The heroin, that trickster, had made her feel actual love and then ripped it away

black wave coverBlack Wave
by Michelle Tea

This is an apocalyptic feminist novel about queer culture in 1990s California. It is strange and dark and brilliant. Perhaps it’s because it gets very meta, which I tend to enjoy.

Michelle Tea has novelised a period in her own life, when her life in San Francisco sunk to such a bad place that she felt her only way out was to move to LA. But that move doesn’t happen until halfway through the book, so the first half depicts her falling apart. It’s not a pretty story but Tea’s prose is funny enough that it manages to avoid being depressing.

Fictional Michelle’s main (though not only) problem is drugs. In the opening chapter we learn that, since writing a memoir that “glamorised her recreational drug intake”, Michelle has continued to party in San Francisco’s Mission neighbourhood, almost every night moving from alcohol to cocaine to alcohol to cannabis. She has balanced this with a job at a bookstore and a steady girlfriend to whom she is frequently unfaithful. She is at the centre of a subculture that she herself epitomises.

“On the stage the young queer seemed to know she was killing it. Michelle’s heart tore open and wept blood at the humanity of this girl’s experience. To be a butch girl in high school, to be better at masculinity than all the men around you, and to be punished for it! How everyone acts like you’re a freak when really you are the hottest most amazing gorgeous together deep creative creature the school has ever housed and…everyone knows it, and no-one can deal with it – oh, the head fuck of that situation, sitting on the shoulders of a teenager!”

But in 1999 it starts to change, the precarious balancing act begins to topple. Her drug use extends to crack and heroin. Her love life gets messier.
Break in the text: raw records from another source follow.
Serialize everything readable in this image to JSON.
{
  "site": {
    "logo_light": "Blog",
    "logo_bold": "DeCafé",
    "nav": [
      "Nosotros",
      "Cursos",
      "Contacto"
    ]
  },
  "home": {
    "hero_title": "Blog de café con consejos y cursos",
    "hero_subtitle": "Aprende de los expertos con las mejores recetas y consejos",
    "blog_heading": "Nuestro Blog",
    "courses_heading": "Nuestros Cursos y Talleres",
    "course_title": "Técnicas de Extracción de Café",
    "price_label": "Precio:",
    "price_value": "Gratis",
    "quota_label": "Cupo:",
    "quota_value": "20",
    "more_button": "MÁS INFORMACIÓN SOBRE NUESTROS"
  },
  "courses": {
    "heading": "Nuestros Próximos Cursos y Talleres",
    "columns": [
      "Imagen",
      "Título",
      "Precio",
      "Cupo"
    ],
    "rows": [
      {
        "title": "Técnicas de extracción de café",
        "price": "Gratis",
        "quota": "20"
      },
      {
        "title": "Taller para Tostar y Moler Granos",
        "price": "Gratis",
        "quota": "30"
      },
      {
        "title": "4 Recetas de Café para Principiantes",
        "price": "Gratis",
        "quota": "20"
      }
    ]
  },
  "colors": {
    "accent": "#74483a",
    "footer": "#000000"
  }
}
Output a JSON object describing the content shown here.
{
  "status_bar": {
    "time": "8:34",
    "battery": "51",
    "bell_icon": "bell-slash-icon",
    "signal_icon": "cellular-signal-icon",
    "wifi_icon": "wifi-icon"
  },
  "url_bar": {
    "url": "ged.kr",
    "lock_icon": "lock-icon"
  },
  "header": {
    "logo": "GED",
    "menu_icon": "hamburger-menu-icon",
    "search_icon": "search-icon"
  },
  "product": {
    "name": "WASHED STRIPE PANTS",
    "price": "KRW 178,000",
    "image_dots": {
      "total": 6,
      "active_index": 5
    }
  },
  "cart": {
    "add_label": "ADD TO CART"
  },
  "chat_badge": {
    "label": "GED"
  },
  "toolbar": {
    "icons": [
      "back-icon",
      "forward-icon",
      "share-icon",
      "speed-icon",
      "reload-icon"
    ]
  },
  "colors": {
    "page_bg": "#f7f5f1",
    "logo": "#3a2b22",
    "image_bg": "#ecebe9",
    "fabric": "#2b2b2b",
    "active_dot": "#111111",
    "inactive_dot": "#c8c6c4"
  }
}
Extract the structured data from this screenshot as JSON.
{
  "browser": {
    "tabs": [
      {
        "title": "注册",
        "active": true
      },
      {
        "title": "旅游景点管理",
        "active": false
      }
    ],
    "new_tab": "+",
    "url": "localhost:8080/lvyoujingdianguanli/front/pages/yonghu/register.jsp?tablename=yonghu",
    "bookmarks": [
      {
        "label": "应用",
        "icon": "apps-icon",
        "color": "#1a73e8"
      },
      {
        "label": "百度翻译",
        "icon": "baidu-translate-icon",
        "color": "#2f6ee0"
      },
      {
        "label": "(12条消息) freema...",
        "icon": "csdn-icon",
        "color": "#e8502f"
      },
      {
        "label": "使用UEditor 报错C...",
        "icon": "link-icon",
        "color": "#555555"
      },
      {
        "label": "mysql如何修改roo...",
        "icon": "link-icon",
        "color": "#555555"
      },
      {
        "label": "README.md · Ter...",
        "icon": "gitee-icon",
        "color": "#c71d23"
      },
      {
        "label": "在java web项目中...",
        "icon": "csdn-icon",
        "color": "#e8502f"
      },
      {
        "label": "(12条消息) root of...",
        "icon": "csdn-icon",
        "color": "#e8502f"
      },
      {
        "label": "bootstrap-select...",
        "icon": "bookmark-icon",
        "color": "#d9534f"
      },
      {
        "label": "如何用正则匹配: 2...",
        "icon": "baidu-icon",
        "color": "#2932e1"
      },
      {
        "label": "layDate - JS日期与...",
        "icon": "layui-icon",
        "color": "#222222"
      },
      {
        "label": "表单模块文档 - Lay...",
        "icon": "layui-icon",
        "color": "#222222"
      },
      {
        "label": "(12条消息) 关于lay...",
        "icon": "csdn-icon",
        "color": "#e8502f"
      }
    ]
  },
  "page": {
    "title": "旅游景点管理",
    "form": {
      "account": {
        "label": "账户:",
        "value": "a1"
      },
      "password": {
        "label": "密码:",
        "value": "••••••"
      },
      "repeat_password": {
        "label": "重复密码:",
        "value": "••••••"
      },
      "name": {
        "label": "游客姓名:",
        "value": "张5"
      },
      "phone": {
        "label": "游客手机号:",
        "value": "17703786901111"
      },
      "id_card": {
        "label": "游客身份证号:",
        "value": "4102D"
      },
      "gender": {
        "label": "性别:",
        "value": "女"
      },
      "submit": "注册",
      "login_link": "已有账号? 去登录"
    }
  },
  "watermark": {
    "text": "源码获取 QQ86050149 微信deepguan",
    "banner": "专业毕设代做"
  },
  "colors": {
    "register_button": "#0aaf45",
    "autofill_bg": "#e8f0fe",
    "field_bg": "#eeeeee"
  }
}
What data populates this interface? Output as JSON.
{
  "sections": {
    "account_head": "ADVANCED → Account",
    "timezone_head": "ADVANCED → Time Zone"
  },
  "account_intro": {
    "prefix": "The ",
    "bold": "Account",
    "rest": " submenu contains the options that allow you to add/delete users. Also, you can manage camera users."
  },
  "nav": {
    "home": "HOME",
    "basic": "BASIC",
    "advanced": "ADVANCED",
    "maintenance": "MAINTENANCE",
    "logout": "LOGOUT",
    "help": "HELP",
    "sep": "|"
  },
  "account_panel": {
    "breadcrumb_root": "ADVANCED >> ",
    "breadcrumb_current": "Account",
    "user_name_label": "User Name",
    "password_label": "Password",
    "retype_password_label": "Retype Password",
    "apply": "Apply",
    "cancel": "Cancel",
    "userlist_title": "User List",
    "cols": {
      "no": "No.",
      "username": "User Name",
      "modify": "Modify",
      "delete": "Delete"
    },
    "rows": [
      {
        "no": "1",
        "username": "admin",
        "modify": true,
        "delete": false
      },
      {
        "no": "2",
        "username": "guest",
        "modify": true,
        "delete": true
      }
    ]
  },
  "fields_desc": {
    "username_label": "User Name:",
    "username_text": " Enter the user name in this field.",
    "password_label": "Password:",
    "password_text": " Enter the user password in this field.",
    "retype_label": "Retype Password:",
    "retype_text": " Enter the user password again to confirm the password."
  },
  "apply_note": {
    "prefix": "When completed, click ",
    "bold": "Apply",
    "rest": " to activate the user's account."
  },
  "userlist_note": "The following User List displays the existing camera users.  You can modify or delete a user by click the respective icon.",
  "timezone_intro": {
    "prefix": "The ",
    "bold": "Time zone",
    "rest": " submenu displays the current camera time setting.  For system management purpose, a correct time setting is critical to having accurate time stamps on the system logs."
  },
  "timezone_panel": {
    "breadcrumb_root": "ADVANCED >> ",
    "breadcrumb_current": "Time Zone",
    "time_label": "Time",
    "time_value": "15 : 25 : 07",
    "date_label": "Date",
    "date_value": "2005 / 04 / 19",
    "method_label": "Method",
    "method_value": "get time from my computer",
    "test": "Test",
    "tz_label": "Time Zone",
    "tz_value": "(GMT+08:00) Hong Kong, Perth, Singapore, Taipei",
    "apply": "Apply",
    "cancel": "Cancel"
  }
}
Her finances are stretched so thin that one mis-step or piece of bad luck will cause it all to come crashing down.

And so she finds herself having to leave her beloved apartment, populated with alternative young ladies like herself, all hand-picked by Michelle as sympathetic to her lifestyle. She needs a fresh start and her brother is in LA, so it’s as good a place as any to go cold turkey on a failing relationship, drugs and alcohol.

“Everything was stupid. The heroin, that trickster, had made her feel actual love and then ripped it away, leaving her seratonin at low tide, her stomach nauseous, her pallor unattractive…Michelle was embarrassed at how quickly the simplest person could fascinate her. One pretty feature – and really, who doesn’t have at least one pretty feature? – and she was off, a romantic narrative spinning hay to gold, eking out a nobility, a deep sense of profundity out of your average drunk, fuckup, has-been, never-will-be.”

Or is that what happens? Because here the narrative flips between “Michelle Tomasik” (which turns out to be Tea’s actual name) who has moved to LA alone and whose arrival in LA coincides with the start of the apocalypse – yes, the actual end of the world – and another Michelle who is writing a metafiction about her own life, who moved to LA with a girlfriend who doesn’t want to be in this novel. Through a few confusing soul-searching chapters, it appears that when Michelle and her then partner moved to LA it marked the start of a several-years-long decline that is still difficult for Michelle to write about more than a decade later. So she writes about a metaphor for that relationship instead.

The apocalypse as depicted here has actually been seeded in the novel since the start. The sea is too toxic to bathe in, many birds and animals are extinct, the heat most days is unbearable. These clues are hidden at first among Michelle’s antics, her comedic perspective on the queer grunge culture she is part of. But in the second half of the novel the apocalypse comes to the fore. There are some descriptions of mass suicides that are so jaw-dropping, they are almost too shocking to be upsetting (for me – I fully expect these scenes will be super upsetting for some readers).

It is a real skill to turn intense sorrow and self-examination into a fun, often exciting work of fiction. Tea has a chatty style and sarcastic turn of phrase. Even in fictional Michelle’s nastiest and most selfish moments, she’s still an entertaining lead character.

Tea really did write her first fictionalised memoir in the 1990s while living in San Francisco, and has been writing ever since. I am definitely intrigued to check out some of her earlier work.

First published 2016 by the Feminist Press, New York.

Source: I subscribe to the book’s UK publisher, And Other Stories.